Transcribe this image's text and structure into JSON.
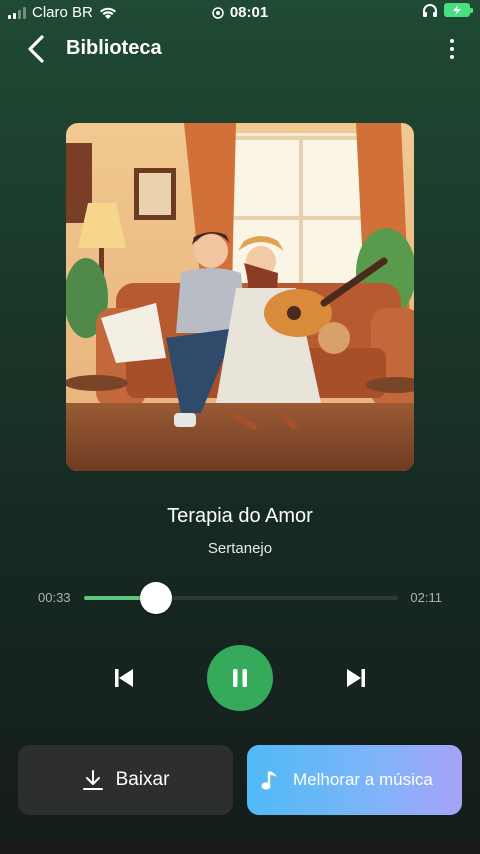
{
  "status_bar": {
    "carrier": "Claro BR",
    "time": "08:01"
  },
  "header": {
    "title": "Biblioteca"
  },
  "track": {
    "title": "Terapia do Amor",
    "genre": "Sertanejo",
    "current_time": "00:33",
    "total_time": "02:11",
    "progress_fraction": 0.23
  },
  "actions": {
    "download_label": "Baixar",
    "enhance_label": "Melhorar a música"
  },
  "colors": {
    "accent": "#36a95a",
    "progress": "#5cc77a"
  }
}
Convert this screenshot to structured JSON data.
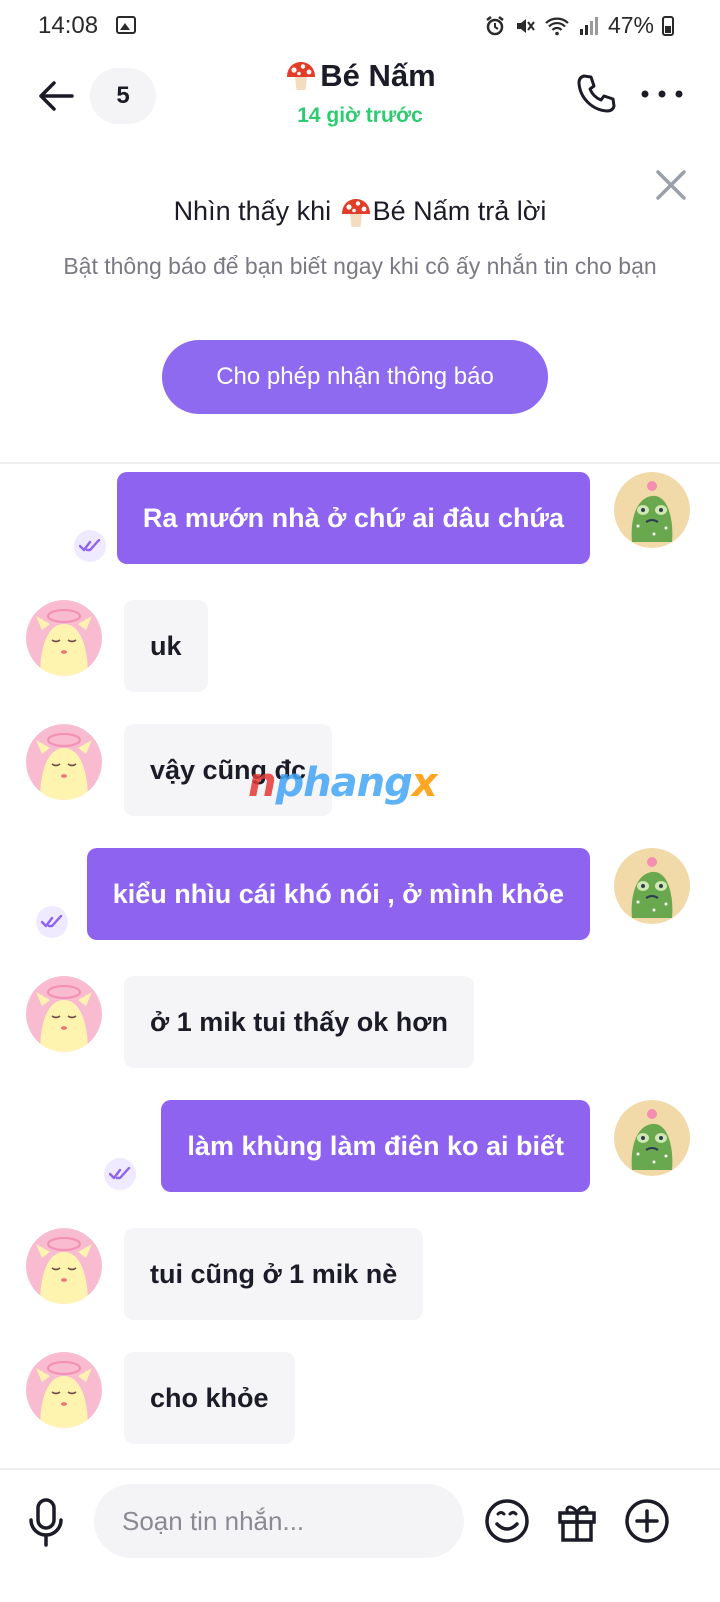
{
  "status_bar": {
    "time": "14:08",
    "battery": "47%"
  },
  "header": {
    "unread_count": "5",
    "name": "Bé Nấm",
    "last_seen": "14 giờ trước"
  },
  "notification": {
    "title_prefix": "Nhìn thấy khi ",
    "title_name": "Bé Nấm",
    "title_suffix": " trả lời",
    "body": "Bật thông báo để bạn biết ngay khi cô ấy nhắn tin cho bạn",
    "button": "Cho phép nhận thông báo"
  },
  "messages": [
    {
      "direction": "out",
      "text": "Ra mướn nhà ở chứ ai đâu chứa"
    },
    {
      "direction": "in",
      "text": "uk"
    },
    {
      "direction": "in",
      "text": "vậy cũng đc"
    },
    {
      "direction": "out",
      "text": "kiểu nhìu cái khó nói , ở mình khỏe"
    },
    {
      "direction": "in",
      "text": "ở 1 mik tui thấy ok hơn"
    },
    {
      "direction": "out",
      "text": "làm khùng làm điên ko ai biết"
    },
    {
      "direction": "in",
      "text": "tui cũng ở 1 mik nè"
    },
    {
      "direction": "in",
      "text": "cho khỏe"
    }
  ],
  "watermark": {
    "part1": "n",
    "part2": "phang",
    "part3": "x"
  },
  "composer": {
    "placeholder": "Soạn tin nhắn..."
  },
  "colors": {
    "accent": "#8e63f0",
    "online": "#2ecc71",
    "incoming_bubble": "#f5f5f8"
  }
}
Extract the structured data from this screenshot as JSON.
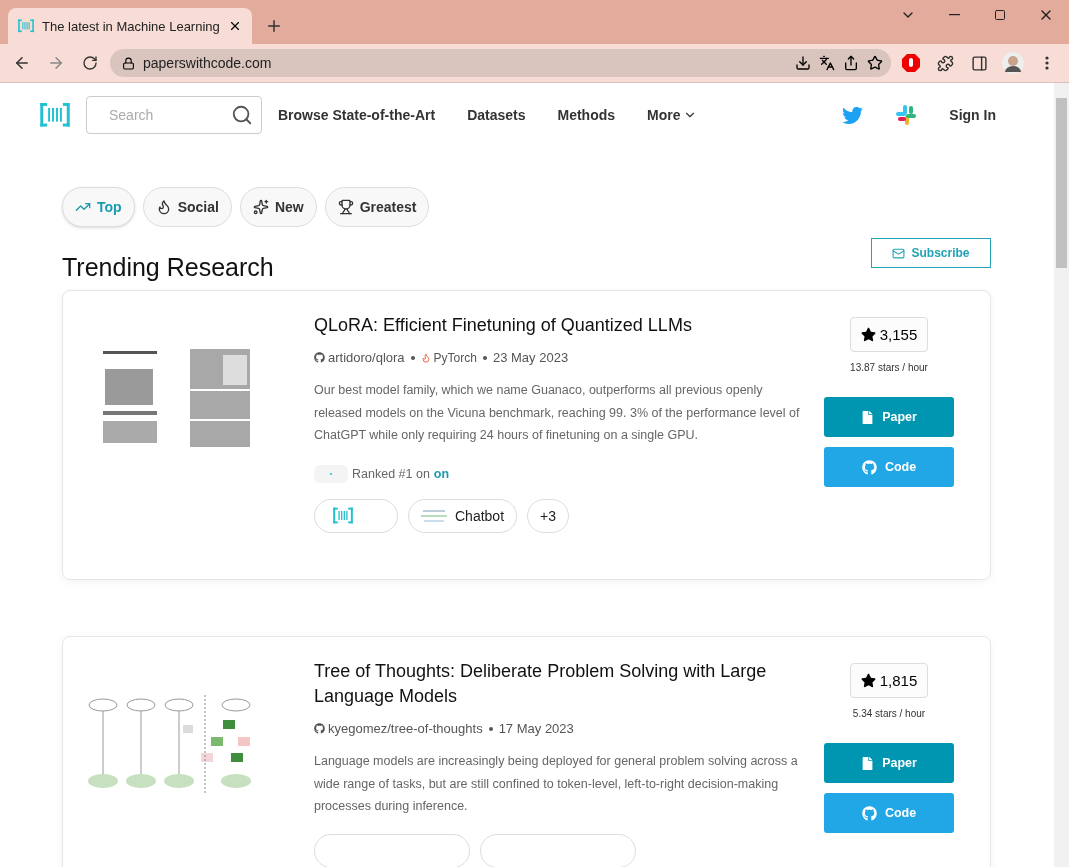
{
  "browser": {
    "tab_title": "The latest in Machine Learning",
    "url": "paperswithcode.com"
  },
  "nav": {
    "search_placeholder": "Search",
    "links": [
      "Browse State-of-the-Art",
      "Datasets",
      "Methods",
      "More"
    ],
    "sign_in": "Sign In"
  },
  "filters": [
    {
      "label": "Top",
      "kind": "top",
      "selected": true
    },
    {
      "label": "Social",
      "kind": "social",
      "selected": false
    },
    {
      "label": "New",
      "kind": "new",
      "selected": false
    },
    {
      "label": "Greatest",
      "kind": "greatest",
      "selected": false
    }
  ],
  "heading": "Trending Research",
  "subscribe": "Subscribe",
  "papers": [
    {
      "title": "QLoRA: Efficient Finetuning of Quantized LLMs",
      "repo": "artidoro/qlora",
      "framework": "PyTorch",
      "date": "23 May 2023",
      "abstract": "Our best model family, which we name Guanaco, outperforms all previous openly released models on the Vicuna benchmark, reaching 99. 3% of the performance level of ChatGPT while only requiring 24 hours of finetuning on a single GPU.",
      "ranked": {
        "text": "Ranked #1 on",
        "link": "on"
      },
      "tags": [
        {
          "kind": "logo"
        },
        {
          "kind": "picture",
          "label": "Chatbot"
        },
        {
          "kind": "count",
          "label": "+3"
        }
      ],
      "stars": "3,155",
      "rate": "13.87 stars / hour",
      "paper": "Paper",
      "code": "Code"
    },
    {
      "title": "Tree of Thoughts: Deliberate Problem Solving with Large Language Models",
      "repo": "kyegomez/tree-of-thoughts",
      "date": "17 May 2023",
      "abstract": "Language models are increasingly being deployed for general problem solving across a wide range of tasks, but are still confined to token-level, left-to-right decision-making processes during inference.",
      "tags": [
        {
          "kind": "blank"
        },
        {
          "kind": "blank"
        }
      ],
      "stars": "1,815",
      "rate": "5.34 stars / hour",
      "paper": "Paper",
      "code": "Code"
    }
  ]
}
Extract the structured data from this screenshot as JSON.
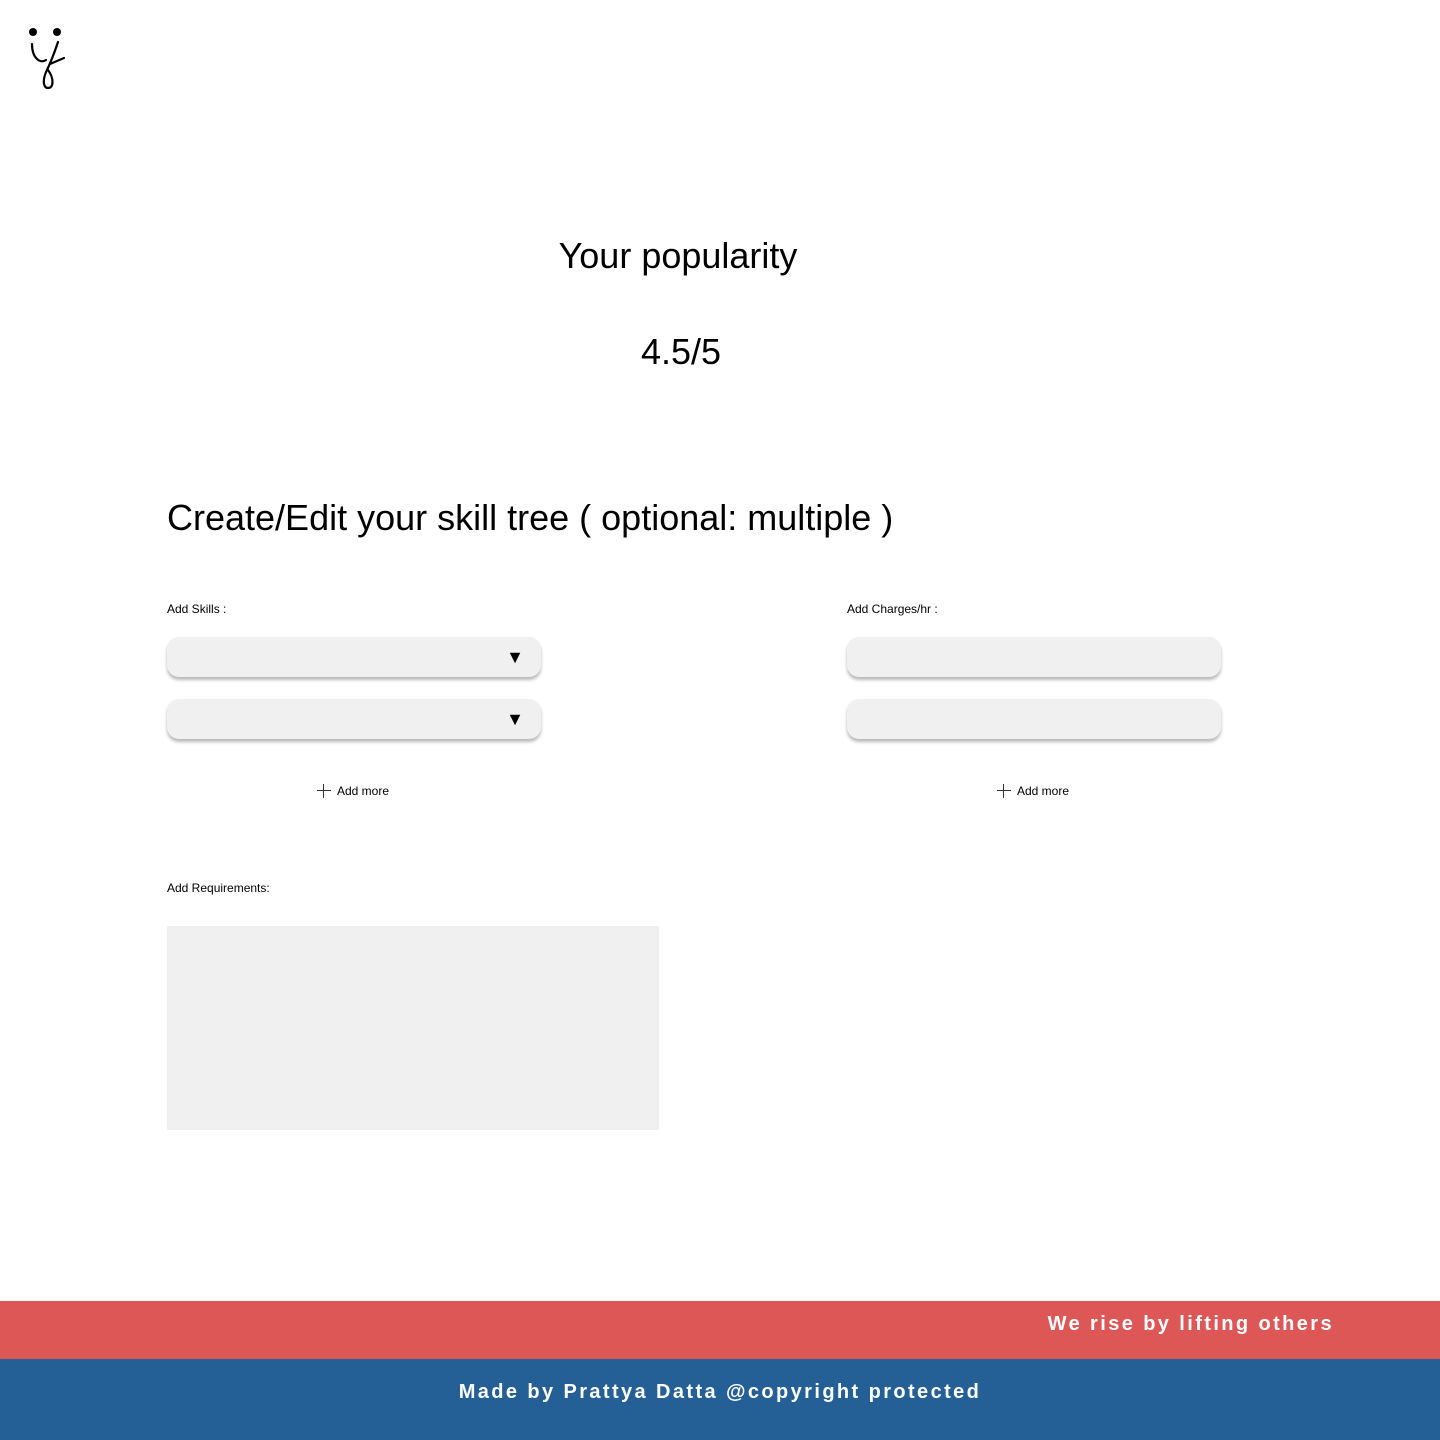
{
  "header": {
    "logo_icon": "smiley-y-logo-icon"
  },
  "popularity": {
    "title": "Your popularity",
    "score": "4.5/5"
  },
  "skill_tree": {
    "title": "Create/Edit your skill tree ( optional: multiple )",
    "skills_label": "Add Skills :",
    "charges_label": "Add Charges/hr :",
    "dropdown_arrow": "▼",
    "skill_dropdowns": [
      "",
      ""
    ],
    "charge_fields": [
      "",
      ""
    ],
    "add_more_label": "Add more",
    "plus_icon": "plus-icon"
  },
  "requirements": {
    "label": "Add Requirements:",
    "value": ""
  },
  "footer": {
    "tagline": "We rise by lifting others",
    "credit": "Made by Prattya Datta @copyright protected",
    "colors": {
      "tagline_bg": "#dd5757",
      "credit_bg": "#245f96",
      "text": "#ffffff"
    }
  }
}
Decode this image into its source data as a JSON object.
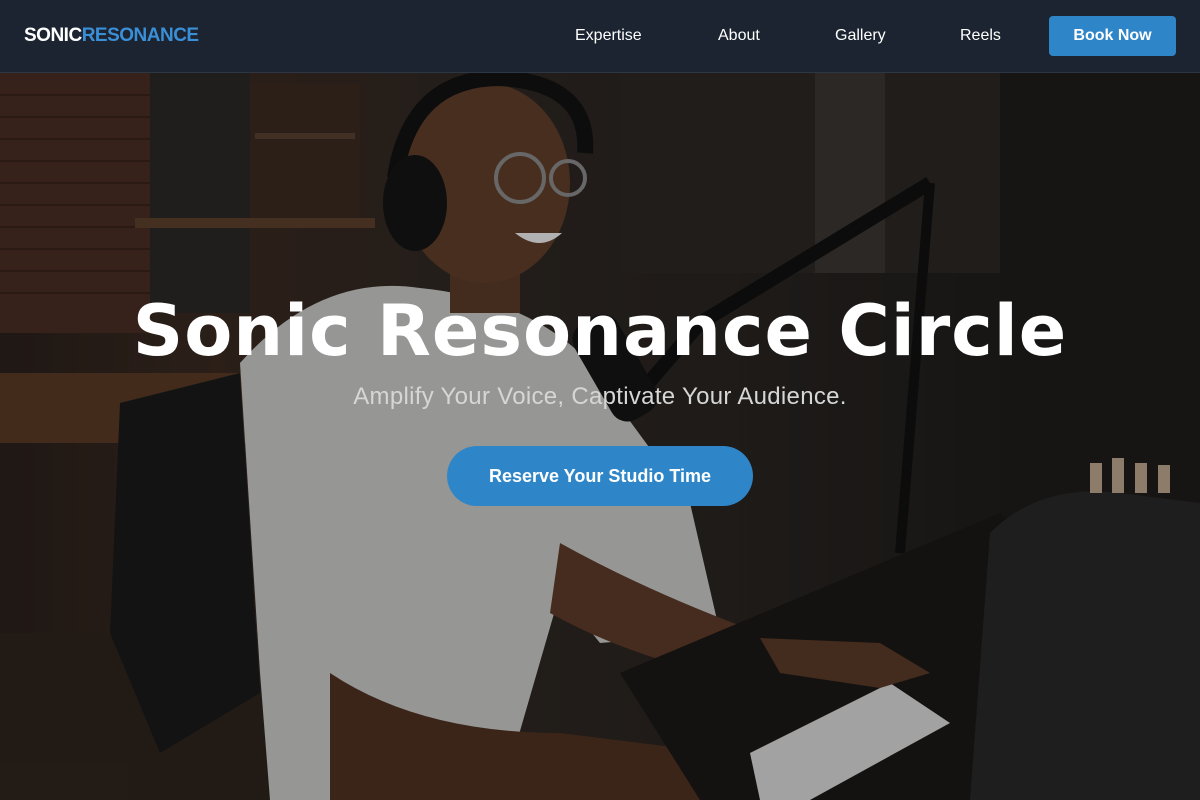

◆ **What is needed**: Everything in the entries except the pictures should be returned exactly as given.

◆ **Written answer**:
Transcribe this image's text and structure into JSON.
{
  "status_bar": {
    "carrier": "Claro BR",
    "time": "08:01"
  },
  "header": {
    "title": "Biblioteca"
  },
  "track": {
    "title": "Terapia do Amor",
    "genre": "Sertanejo",
    "current_time": "00:33",
    "total_time": "02:11",
    "progress_fraction": 0.23
  },
  "actions": {
    "download_label": "Baixar",
    "enhance_label": "Melhorar a música"
  },
  "colors": {
    "accent": "#36a95a",
    "progress": "#5cc77a"
  }
}
Convert this screenshot to structured JSON data.
{
  "status_bar": {
    "time": "14:08",
    "battery": "47%"
  },
  "header": {
    "unread_count": "5",
    "name": "Bé Nấm",
    "last_seen": "14 giờ trước"
  },
  "notification": {
    "title_prefix": "Nhìn thấy khi ",
    "title_name": "Bé Nấm",
    "title_suffix": " trả lời",
    "body": "Bật thông báo để bạn biết ngay khi cô ấy nhắn tin cho bạn",
    "button": "Cho phép nhận thông báo"
  },
  "messages": [
    {
      "direction": "out",
      "text": "Ra mướn nhà ở chứ ai đâu chứa"
    },
    {
      "direction": "in",
      "text": "uk"
    },
    {
      "direction": "in",
      "text": "vậy cũng đc"
    },
    {
      "direction": "out",
      "text": "kiểu nhìu cái khó nói , ở mình khỏe"
    },
    {
      "direction": "in",
      "text": "ở 1 mik tui thấy ok hơn"
    },
    {
      "direction": "out",
      "text": "làm khùng làm điên ko ai biết"
    },
    {
      "direction": "in",
      "text": "tui cũng ở 1 mik nè"
    },
    {
      "direction": "in",
      "text": "cho khỏe"
    }
  ],
  "watermark": {
    "part1": "n",
    "part2": "phang",
    "part3": "x"
  },
  "composer": {
    "placeholder": "Soạn tin nhắn..."
  },
  "colors": {
    "accent": "#8e63f0",
    "online": "#2ecc71",
    "incoming_bubble": "#f5f5f8"
  }
}
Extract the structured data from this screenshot as JSON.
{
  "browser": {
    "tab_title": "The latest in Machine Learning",
    "url": "paperswithcode.com"
  },
  "nav": {
    "search_placeholder": "Search",
    "links": [
      "Browse State-of-the-Art",
      "Datasets",
      "Methods",
      "More"
    ],
    "sign_in": "Sign In"
  },
  "filters": [
    {
      "label": "Top",
      "kind": "top",
      "selected": true
    },
    {
      "label": "Social",
      "kind": "social",
      "selected": false
    },
    {
      "label": "New",
      "kind": "new",
      "selected": false
    },
    {
      "label": "Greatest",
      "kind": "greatest",
      "selected": false
    }
  ],
  "heading": "Trending Research",
  "subscribe": "Subscribe",
  "papers": [
    {
      "title": "QLoRA: Efficient Finetuning of Quantized LLMs",
      "repo": "artidoro/qlora",
      "framework": "PyTorch",
      "date": "23 May 2023",
      "abstract": "Our best model family, which we name Guanaco, outperforms all previous openly released models on the Vicuna benchmark, reaching 99. 3% of the performance level of ChatGPT while only requiring 24 hours of finetuning on a single GPU.",
      "ranked": {
        "text": "Ranked #1 on",
        "link": "on"
      },
      "tags": [
        {
          "kind": "logo"
        },
        {
          "kind": "picture",
          "label": "Chatbot"
        },
        {
          "kind": "count",
          "label": "+3"
        }
      ],
      "stars": "3,155",
      "rate": "13.87 stars / hour",
      "paper": "Paper",
      "code": "Code"
    },
    {
      "title": "Tree of Thoughts: Deliberate Problem Solving with Large Language Models",
      "repo": "kyegomez/tree-of-thoughts",
      "date": "17 May 2023",
      "abstract": "Language models are increasingly being deployed for general problem solving across a wide range of tasks, but are still confined to token-level, left-to-right decision-making processes during inference.",
      "tags": [
        {
          "kind": "blank"
        },
        {
          "kind": "blank"
        }
      ],
      "stars": "1,815",
      "rate": "5.34 stars / hour",
      "paper": "Paper",
      "code": "Code"
    }
  ]
}
Extract the structured data from this screenshot as JSON.
{
  "header": {
    "logo_icon": "smiley-y-logo-icon"
  },
  "popularity": {
    "title": "Your popularity",
    "score": "4.5/5"
  },
  "skill_tree": {
    "title": "Create/Edit your skill tree ( optional: multiple )",
    "skills_label": "Add Skills :",
    "charges_label": "Add Charges/hr :",
    "dropdown_arrow": "▼",
    "skill_dropdowns": [
      "",
      ""
    ],
    "charge_fields": [
      "",
      ""
    ],
    "add_more_label": "Add more",
    "plus_icon": "plus-icon"
  },
  "requirements": {
    "label": "Add Requirements:",
    "value": ""
  },
  "footer": {
    "tagline": "We rise by lifting others",
    "credit": "Made by Prattya Datta @copyright protected",
    "colors": {
      "tagline_bg": "#dd5757",
      "credit_bg": "#245f96",
      "text": "#ffffff"
    }
  }
}
Decode this image into its source data as a JSON object.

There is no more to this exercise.